130. Progress has also been made in scanning a copy of each Ramsar Information Sheet (RIS) for Ramsar sites for which the RIS is not currently available in electronic format, so that these may be added to the Web-accessible Database.
The Ramsar Sites Directory
131. The on-line Directory of Wetlands of International Importance is constantly being updated in terms of addition of data and information on newly designated sites, updates to information on existing sites, and new analyses of site characteristics. At present the existing Directory is fully integrated within the Sites Database Web presentation via maps and hyperlinks.
132. However, the new on-line queryable Sites Database system includes a Directory entry screen which allows automatic generation of the Directory report for a Site and makes the Directory part of the Sites Database. The content of the Directory will therefore increasingly be integrated into Sites Database records, making searches and reporting more efficient, and providing a user with a more seamless tool.

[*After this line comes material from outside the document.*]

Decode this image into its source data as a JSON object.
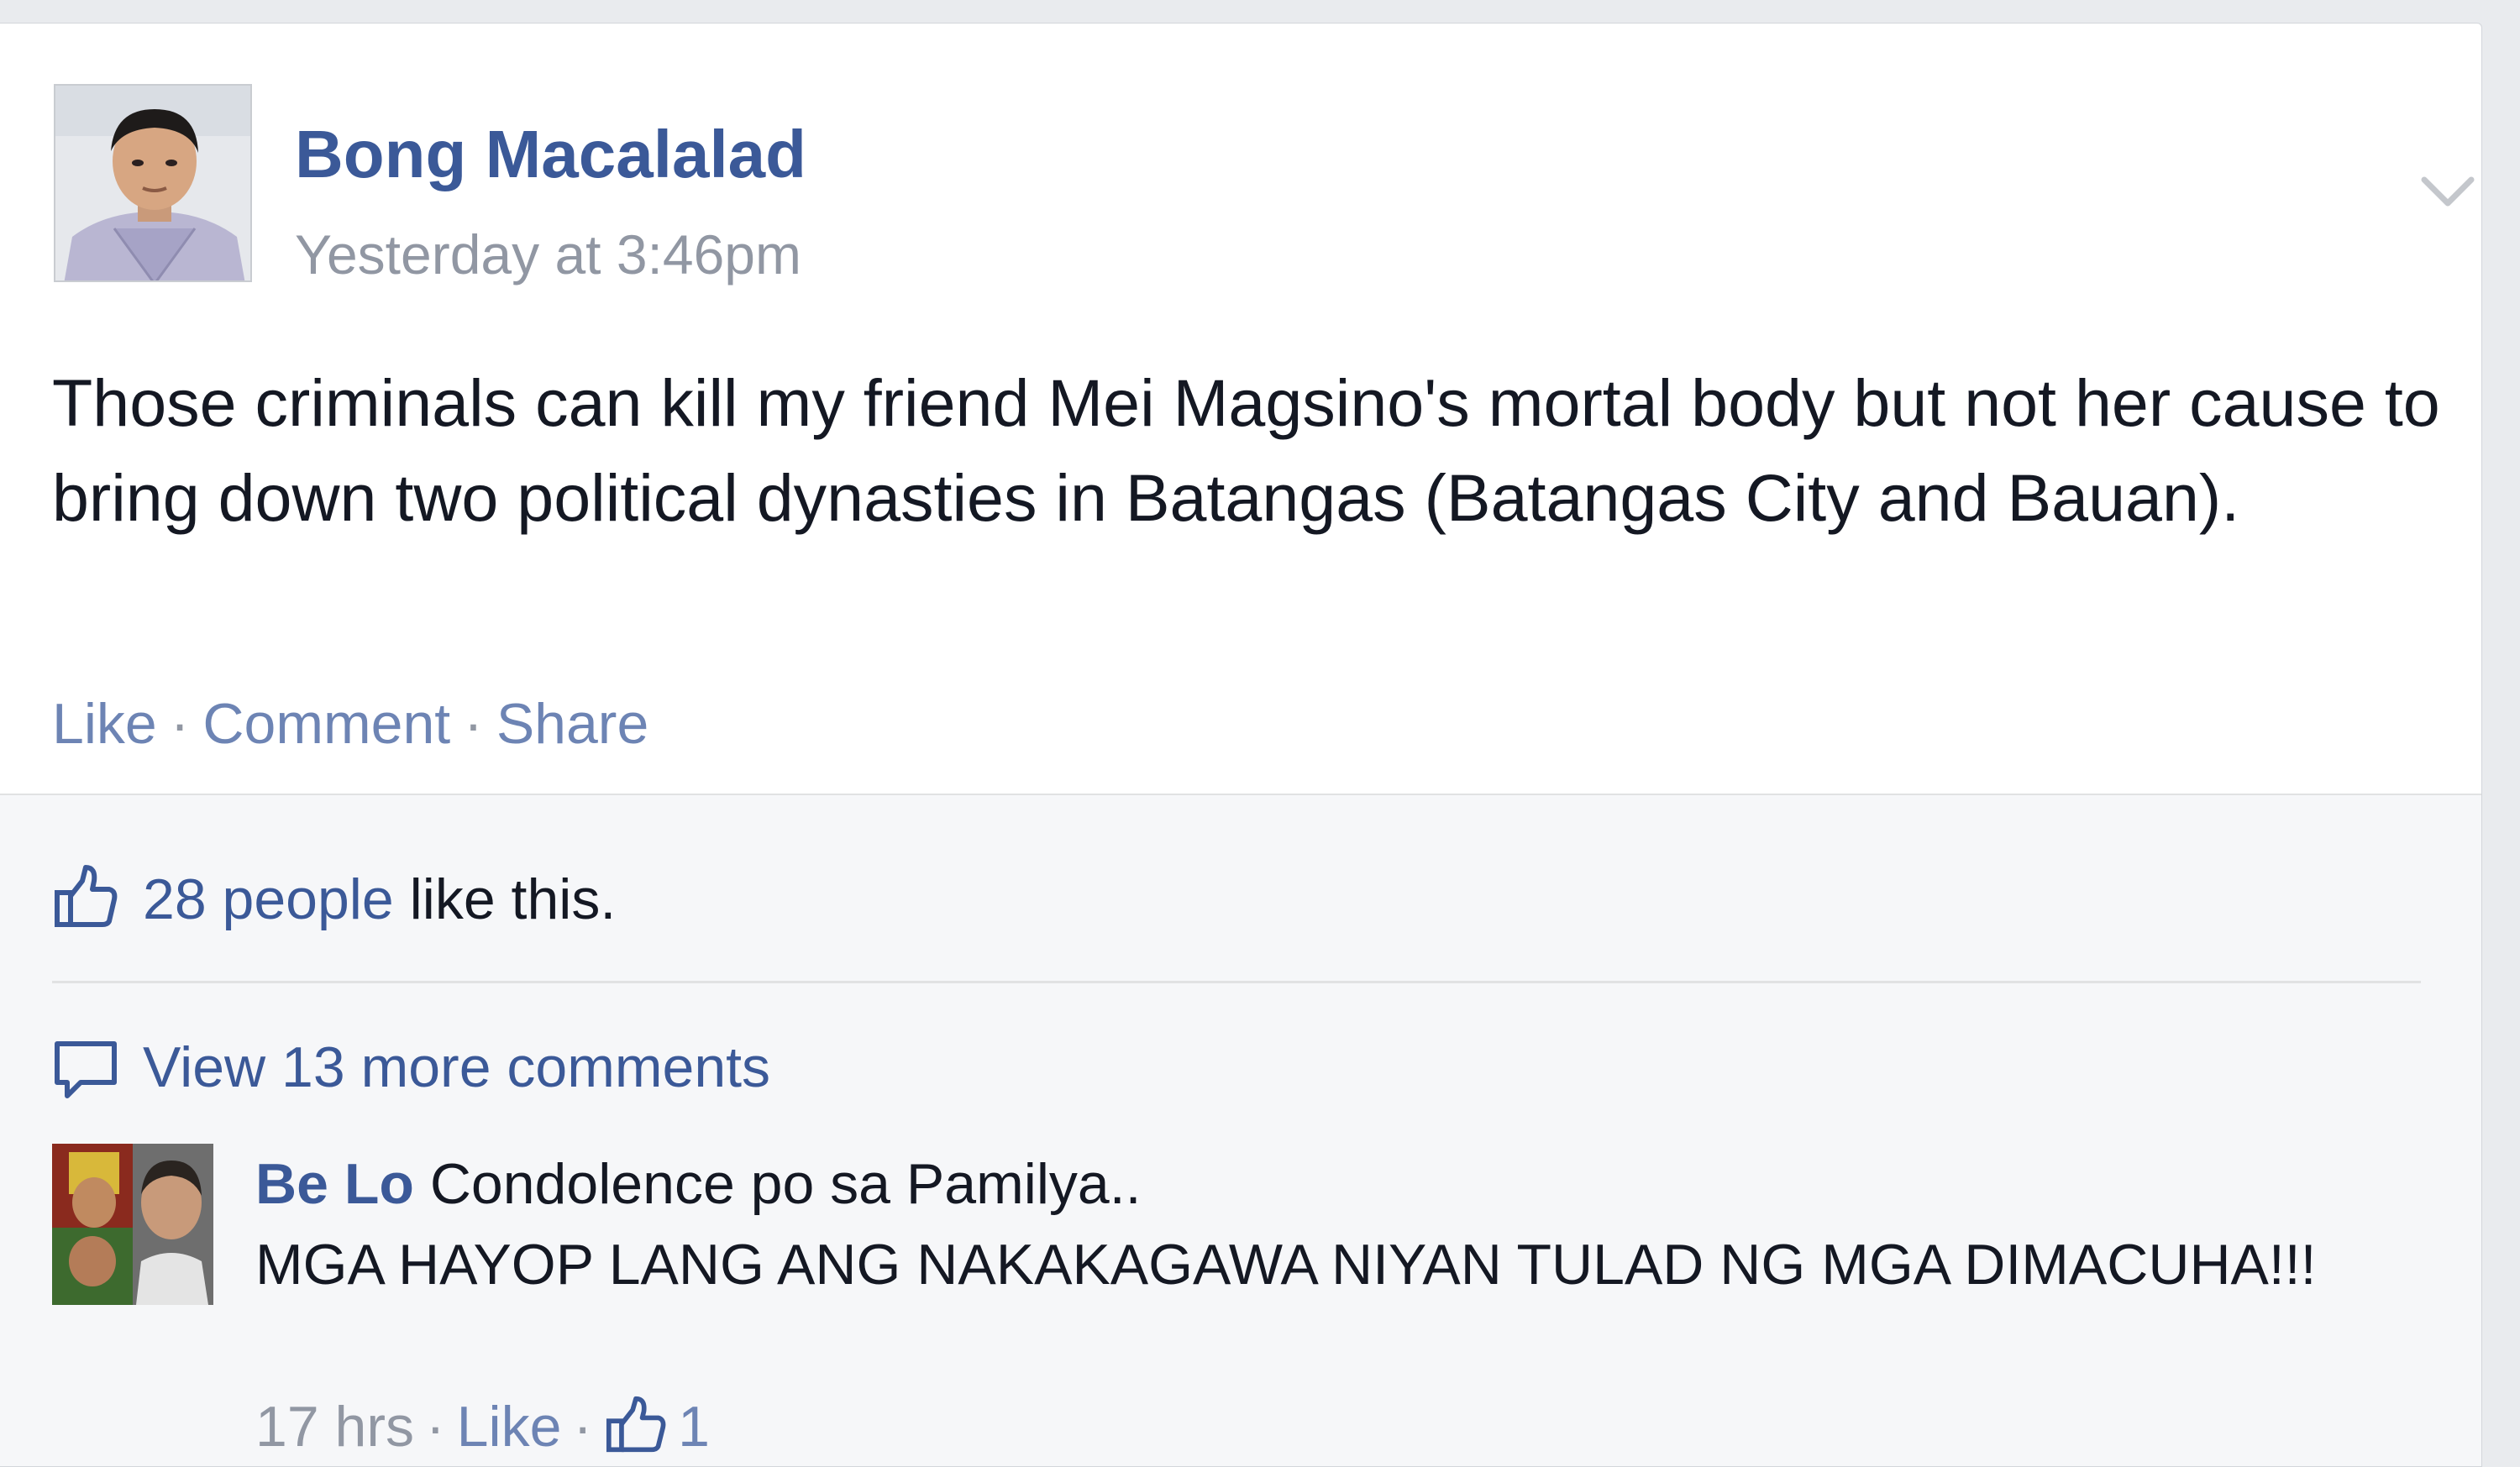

Further development plans for 2004
133. The following activities are planned to be undertaken during 2004 to further develop the versatility of the Ramsar Sites Database service:
i) in consultation with the Ramsar Secretariat, Wetlands International will maintain and further develop the Internet presentation of the Ramsar Sites Database Service, including the Web-enabled Ramsar Sites Database for public access;
ii) Ramsar Information Sheets which are not yet electronically available are continuing to be scanned into PDF format and all scanned or electronically available Ramsar Information Sheets will be linked to the Database during 2004;
iii) electronically available maps of Ramsar sites (provided by Contracting Parties) will be linked to the Database;
iv) a map server module with GIS functionality will be developed to standards agreed with global partners;
v) the Ramsar Sites Database will be linked to the map server and also to a data query builder to enable spatially related analyses to be undertaken;
vi) maps of Ramsar Sites provided by Contracting Parties in GIS format will be made available via the map server as a data layer;
vii) key floral/faunal species recorded at the Ramsar sites will be added into the Database; and
viii) the Web-enabled Ramsar Sites Database will be further developed to enable connectivity with the International Waterbird Census (IWC) dataset maintained by Wetlands International.
The European Space Agency's "GlobWetland" project
134. A project proposal involving Wetlands International has been successfully submitted within a consortium led by Atlantis Scientific Inc. of Canada, under the European Space Agency (ESA) "GlobWetland" tender invitation. The project will support those Ramsar Convention Parties and their Ramsar site managers who have requested ESA assistance with application of remote sensing to wetland inventory assessment, monitoring and management, working with 50 Ramsar sites chiefly in Africa and Europe.
135. Wetlands International will provide the "GlobWetland Information Service", a Web-hosted database and map server, with strong linkage to the Ramsar Sites Database. There is a counterpart package of capacity building to assist African users in applying the technology, and to carry out effective ground-truthing of Ramsar sites included in the dataset. The GlobWetland Information Service will be implemented from November 2003.
136. This approach will provide the Ramsar Sites Database Service with a valuable tool to incorporate all available digital mapping into the Sites Database presentation. It will also provide added value to those using the information in the Sites Database through a capacity to present and view this information spatially, using the proposed Web mapper.